TASK ITEM:
Scan the data, and whenever a line contains "Netherlands", copy it.

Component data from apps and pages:
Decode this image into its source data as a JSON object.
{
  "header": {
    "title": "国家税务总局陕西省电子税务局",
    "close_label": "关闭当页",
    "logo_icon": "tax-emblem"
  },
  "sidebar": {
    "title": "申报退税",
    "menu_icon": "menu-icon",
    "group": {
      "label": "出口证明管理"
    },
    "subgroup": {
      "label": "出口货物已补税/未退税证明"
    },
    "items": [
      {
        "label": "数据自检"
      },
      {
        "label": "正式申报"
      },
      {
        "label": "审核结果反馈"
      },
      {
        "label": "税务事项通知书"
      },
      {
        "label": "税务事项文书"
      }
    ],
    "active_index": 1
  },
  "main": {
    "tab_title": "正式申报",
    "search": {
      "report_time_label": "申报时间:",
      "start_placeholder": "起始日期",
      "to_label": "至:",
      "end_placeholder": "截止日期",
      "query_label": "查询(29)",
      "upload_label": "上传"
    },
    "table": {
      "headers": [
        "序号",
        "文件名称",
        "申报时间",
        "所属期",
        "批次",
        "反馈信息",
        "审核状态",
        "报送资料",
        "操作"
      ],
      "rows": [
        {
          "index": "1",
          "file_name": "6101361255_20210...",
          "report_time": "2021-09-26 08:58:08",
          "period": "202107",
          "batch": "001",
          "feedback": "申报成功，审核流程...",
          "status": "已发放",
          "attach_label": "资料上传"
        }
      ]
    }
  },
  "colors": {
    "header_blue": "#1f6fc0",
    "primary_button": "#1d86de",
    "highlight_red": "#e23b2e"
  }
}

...

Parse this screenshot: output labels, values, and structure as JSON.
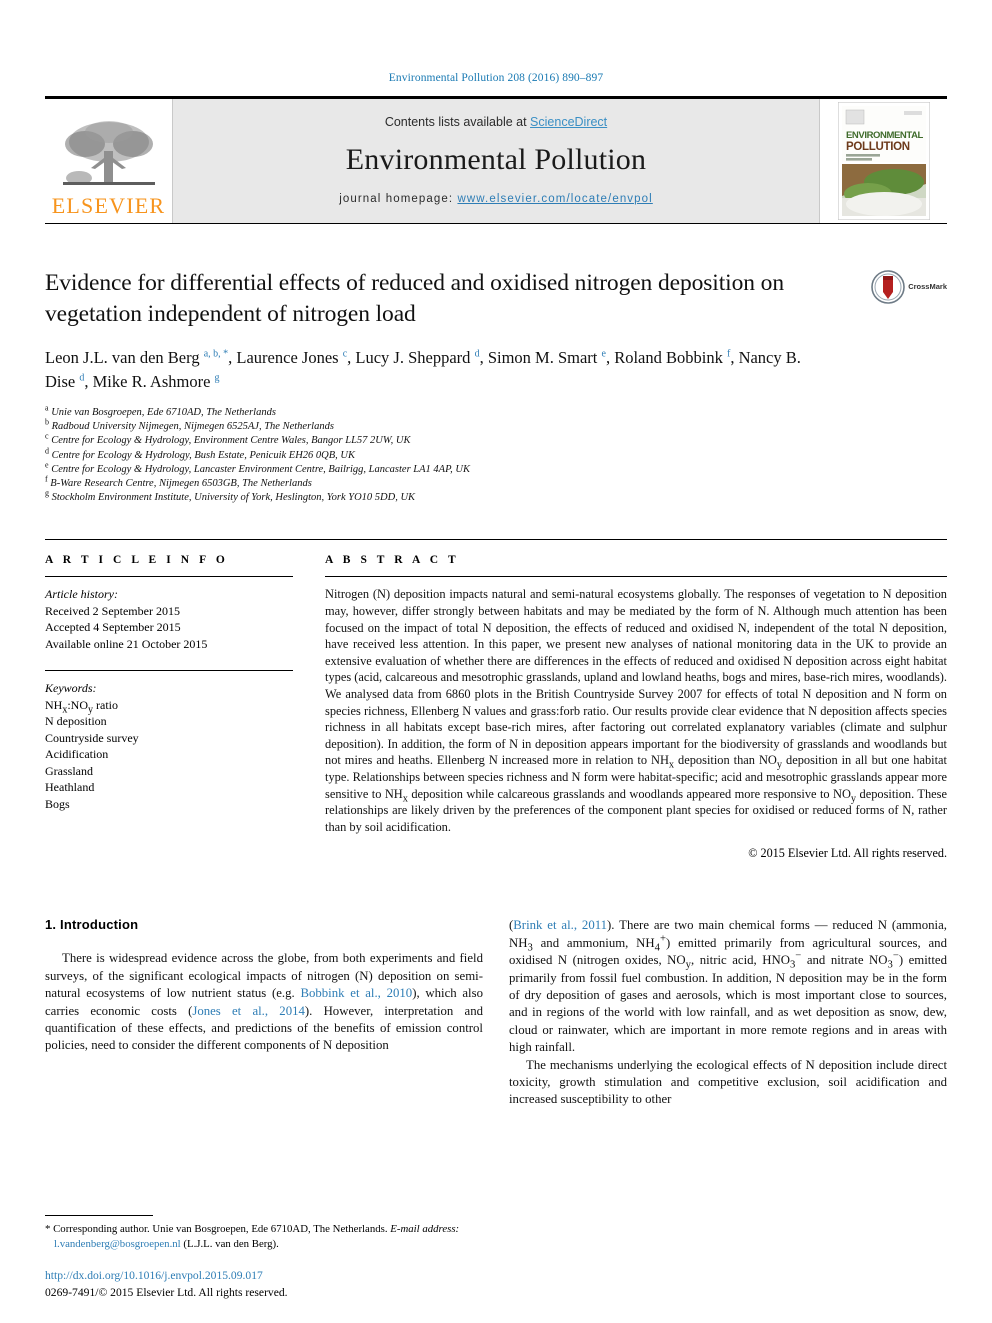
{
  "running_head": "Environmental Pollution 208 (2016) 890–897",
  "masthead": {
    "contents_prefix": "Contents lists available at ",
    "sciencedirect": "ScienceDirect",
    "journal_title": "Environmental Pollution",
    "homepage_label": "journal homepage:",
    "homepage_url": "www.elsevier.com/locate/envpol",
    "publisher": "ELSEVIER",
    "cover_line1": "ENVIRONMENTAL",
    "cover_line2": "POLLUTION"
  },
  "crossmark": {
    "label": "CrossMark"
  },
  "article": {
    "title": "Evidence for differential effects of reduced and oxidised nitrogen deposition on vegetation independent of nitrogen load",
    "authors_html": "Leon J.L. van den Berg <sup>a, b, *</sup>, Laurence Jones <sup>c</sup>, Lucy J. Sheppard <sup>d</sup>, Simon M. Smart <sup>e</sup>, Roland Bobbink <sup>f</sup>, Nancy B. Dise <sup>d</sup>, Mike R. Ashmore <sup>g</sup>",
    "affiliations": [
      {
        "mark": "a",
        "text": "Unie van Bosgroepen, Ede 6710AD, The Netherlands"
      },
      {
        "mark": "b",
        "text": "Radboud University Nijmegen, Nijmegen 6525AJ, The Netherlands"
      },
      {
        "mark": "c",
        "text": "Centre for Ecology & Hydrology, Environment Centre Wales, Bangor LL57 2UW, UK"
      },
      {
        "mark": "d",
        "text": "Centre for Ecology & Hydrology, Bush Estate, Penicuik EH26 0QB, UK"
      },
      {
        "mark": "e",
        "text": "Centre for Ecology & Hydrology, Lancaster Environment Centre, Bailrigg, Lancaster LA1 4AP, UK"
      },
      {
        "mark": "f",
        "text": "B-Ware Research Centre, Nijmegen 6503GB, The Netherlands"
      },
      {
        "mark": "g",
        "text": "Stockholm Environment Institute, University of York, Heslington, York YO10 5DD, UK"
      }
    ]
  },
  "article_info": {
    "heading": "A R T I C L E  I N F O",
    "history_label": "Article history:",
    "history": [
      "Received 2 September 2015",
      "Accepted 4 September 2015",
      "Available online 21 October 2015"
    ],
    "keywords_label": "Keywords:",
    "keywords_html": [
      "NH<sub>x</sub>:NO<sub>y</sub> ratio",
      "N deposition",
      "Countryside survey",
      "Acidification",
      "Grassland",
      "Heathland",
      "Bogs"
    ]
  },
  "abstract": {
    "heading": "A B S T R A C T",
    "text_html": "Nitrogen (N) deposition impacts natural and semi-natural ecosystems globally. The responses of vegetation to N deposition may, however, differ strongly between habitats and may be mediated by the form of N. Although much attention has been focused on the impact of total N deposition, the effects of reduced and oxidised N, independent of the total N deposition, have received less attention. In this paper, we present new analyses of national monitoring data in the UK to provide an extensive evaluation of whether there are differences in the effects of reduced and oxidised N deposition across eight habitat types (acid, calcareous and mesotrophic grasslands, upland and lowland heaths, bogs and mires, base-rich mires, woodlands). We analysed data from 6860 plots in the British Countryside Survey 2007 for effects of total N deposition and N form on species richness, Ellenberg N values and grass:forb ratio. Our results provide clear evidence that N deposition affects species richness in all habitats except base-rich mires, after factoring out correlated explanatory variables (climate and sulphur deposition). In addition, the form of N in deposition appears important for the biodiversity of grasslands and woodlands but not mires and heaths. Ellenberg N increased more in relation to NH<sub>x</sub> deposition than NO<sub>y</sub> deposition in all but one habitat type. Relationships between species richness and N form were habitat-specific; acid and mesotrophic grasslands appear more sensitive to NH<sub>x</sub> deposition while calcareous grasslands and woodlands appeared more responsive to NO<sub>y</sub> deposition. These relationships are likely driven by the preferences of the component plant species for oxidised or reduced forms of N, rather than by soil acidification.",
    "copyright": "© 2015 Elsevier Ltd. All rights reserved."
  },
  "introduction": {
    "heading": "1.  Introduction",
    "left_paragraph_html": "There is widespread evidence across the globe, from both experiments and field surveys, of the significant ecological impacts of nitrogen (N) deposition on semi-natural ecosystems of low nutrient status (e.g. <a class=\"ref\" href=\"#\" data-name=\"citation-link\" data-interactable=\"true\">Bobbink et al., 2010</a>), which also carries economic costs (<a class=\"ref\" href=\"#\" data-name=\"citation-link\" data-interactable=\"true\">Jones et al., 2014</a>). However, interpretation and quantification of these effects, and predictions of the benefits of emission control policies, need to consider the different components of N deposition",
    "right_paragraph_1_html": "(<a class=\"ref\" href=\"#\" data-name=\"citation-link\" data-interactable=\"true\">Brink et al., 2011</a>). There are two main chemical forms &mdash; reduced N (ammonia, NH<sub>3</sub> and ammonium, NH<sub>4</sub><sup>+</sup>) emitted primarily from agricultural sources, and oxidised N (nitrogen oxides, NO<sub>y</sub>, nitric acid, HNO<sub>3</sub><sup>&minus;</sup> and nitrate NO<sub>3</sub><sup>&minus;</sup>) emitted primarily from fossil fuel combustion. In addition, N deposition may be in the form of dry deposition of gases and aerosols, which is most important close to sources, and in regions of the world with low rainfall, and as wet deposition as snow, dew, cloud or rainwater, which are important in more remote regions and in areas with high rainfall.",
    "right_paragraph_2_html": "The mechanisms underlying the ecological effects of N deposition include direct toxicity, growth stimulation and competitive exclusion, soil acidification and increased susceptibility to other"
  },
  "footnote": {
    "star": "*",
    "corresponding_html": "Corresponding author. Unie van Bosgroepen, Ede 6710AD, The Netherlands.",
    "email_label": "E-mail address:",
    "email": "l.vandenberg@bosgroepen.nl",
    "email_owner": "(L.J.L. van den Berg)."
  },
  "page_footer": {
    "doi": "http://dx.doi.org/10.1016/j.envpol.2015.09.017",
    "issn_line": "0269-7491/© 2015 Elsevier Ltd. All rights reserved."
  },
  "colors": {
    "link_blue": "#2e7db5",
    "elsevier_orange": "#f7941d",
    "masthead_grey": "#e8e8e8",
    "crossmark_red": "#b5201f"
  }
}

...

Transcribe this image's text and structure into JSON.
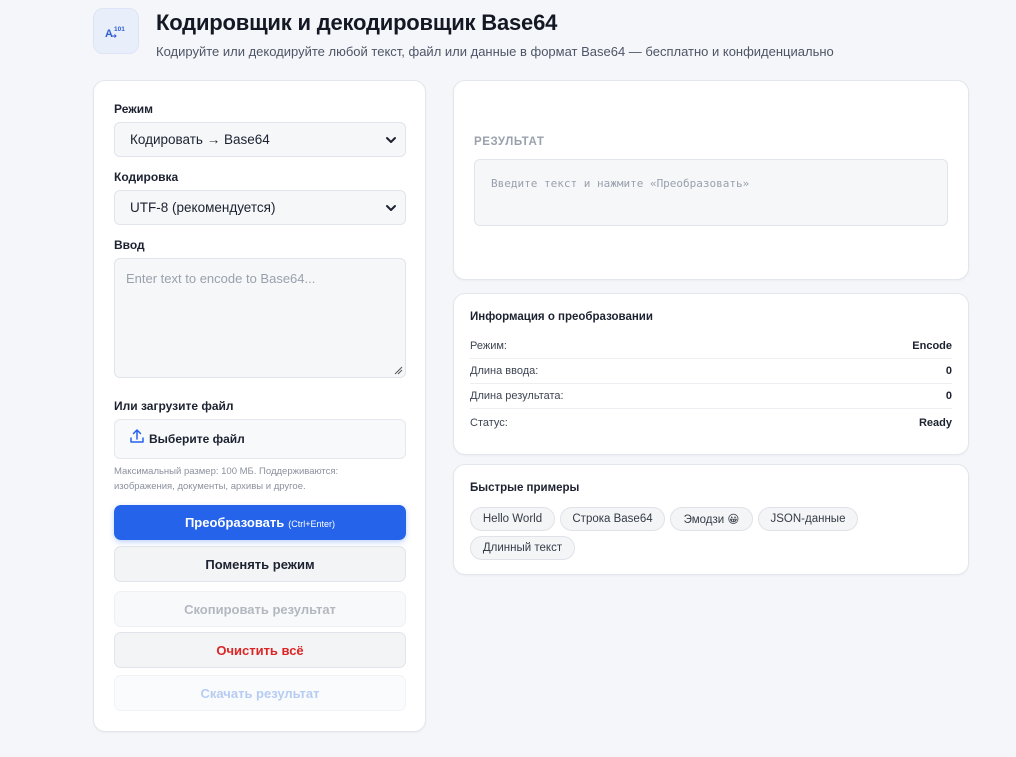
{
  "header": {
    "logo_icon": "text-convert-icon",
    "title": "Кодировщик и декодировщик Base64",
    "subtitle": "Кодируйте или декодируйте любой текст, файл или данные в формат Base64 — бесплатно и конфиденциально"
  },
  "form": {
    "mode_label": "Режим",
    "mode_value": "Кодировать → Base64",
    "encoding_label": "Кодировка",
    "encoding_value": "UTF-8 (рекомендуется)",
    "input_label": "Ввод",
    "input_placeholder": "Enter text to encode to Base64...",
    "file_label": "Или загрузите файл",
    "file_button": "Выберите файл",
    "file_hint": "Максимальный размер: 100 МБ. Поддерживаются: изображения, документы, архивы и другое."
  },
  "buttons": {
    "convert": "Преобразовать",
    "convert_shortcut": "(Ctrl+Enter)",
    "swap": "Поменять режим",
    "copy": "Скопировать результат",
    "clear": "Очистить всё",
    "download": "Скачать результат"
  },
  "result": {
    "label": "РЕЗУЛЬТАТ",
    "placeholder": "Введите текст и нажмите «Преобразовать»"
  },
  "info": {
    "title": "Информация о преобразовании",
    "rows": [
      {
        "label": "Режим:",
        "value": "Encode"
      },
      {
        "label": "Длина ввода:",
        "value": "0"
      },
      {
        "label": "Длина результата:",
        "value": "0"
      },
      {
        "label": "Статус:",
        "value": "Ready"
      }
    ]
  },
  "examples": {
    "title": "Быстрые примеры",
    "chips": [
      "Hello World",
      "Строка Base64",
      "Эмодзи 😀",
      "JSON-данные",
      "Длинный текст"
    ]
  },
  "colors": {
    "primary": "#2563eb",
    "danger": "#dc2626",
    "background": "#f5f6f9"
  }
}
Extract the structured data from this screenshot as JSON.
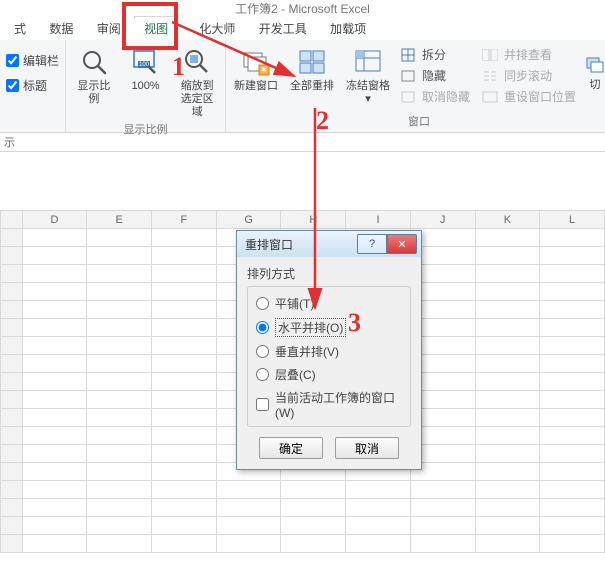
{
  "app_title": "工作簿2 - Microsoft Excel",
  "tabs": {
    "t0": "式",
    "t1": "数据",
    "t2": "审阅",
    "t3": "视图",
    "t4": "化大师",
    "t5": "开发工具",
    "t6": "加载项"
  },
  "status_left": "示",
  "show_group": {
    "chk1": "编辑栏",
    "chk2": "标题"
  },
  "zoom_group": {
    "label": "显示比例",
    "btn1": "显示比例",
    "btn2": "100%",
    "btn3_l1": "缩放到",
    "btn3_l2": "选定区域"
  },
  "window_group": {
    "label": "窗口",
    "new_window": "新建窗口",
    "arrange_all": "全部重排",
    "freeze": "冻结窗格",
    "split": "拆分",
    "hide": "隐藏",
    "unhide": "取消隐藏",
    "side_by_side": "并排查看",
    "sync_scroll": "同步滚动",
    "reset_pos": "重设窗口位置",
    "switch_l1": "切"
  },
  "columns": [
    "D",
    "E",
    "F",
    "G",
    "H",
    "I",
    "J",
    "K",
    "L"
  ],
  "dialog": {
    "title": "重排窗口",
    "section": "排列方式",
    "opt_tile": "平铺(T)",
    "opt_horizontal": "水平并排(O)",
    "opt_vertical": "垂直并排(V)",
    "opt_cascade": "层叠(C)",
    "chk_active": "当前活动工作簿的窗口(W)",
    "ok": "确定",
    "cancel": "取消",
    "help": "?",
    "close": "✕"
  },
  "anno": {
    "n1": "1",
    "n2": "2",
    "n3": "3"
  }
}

EXERCISE SOLUTION:
        "text": "Unie van Bosgroepen, Ede 6710AD, The Netherlands"
        "text": "Radboud University Nijmegen, Nijmegen 6525AJ, The Netherlands"
        "text": "B-Ware Research Centre, Nijmegen 6503GB, The Netherlands"
    "corresponding_html": "Corresponding author. Unie van Bosgroepen, Ede 6710AD, The Netherlands.",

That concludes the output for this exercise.